Speaking to Money Management, Max von Sabler, clinical psychologist at MVS Psychology Group in Melbourne, said advisers possibly were unaware how many others were in the same situation as them because they were reluctant to talk about it.
This was particularly a problem for men, who made up a large proportion of the adviser profession, with research by BeyondBlue finding men making up an average of seven out of every nine suicides that occurred each day in Australia. This week, from 13-19 June, was Men’s Health Week.
Von Sabler said: “For advisers who are affected, my takeaway would be that you’re not alone. What you are going through is an experience being felt by many others, more than you would imagine.

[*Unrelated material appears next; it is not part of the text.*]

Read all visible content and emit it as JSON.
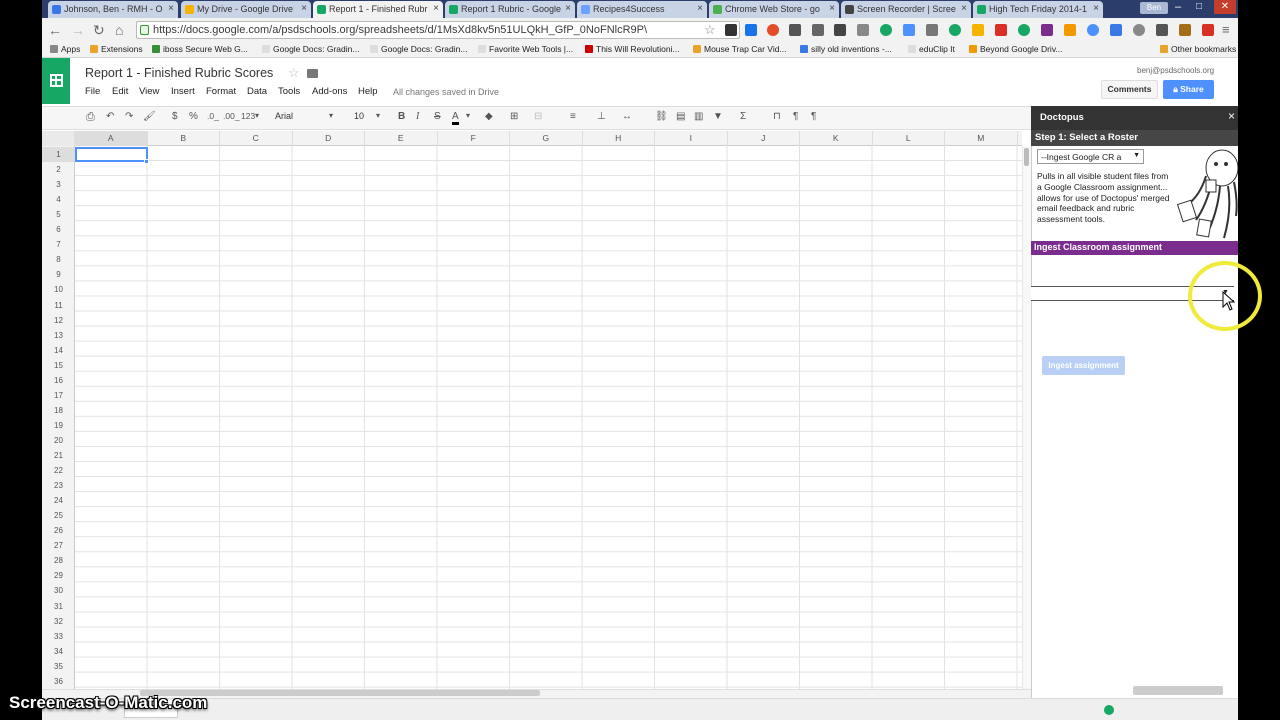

“There is a huge amount of shame and a lot of these people don’t feel able to talk to a professional. That creates a barrier for talking about it.”
He recommended advisers or anyone struggling in the profession found a person they could confide in, whether that was a friend or a mental health professional.
“You need a trusted circle, or at least one other person, that you can talk to about what’s happening. Leaning on friends and family wherever possible is essential or reaching out for professional help. Things like exercise, good nutrition and keeping active are important but they will only go so far for people who are struggling.
“Sharing the burden with other people has an absolutely enormous effect on how we feel.”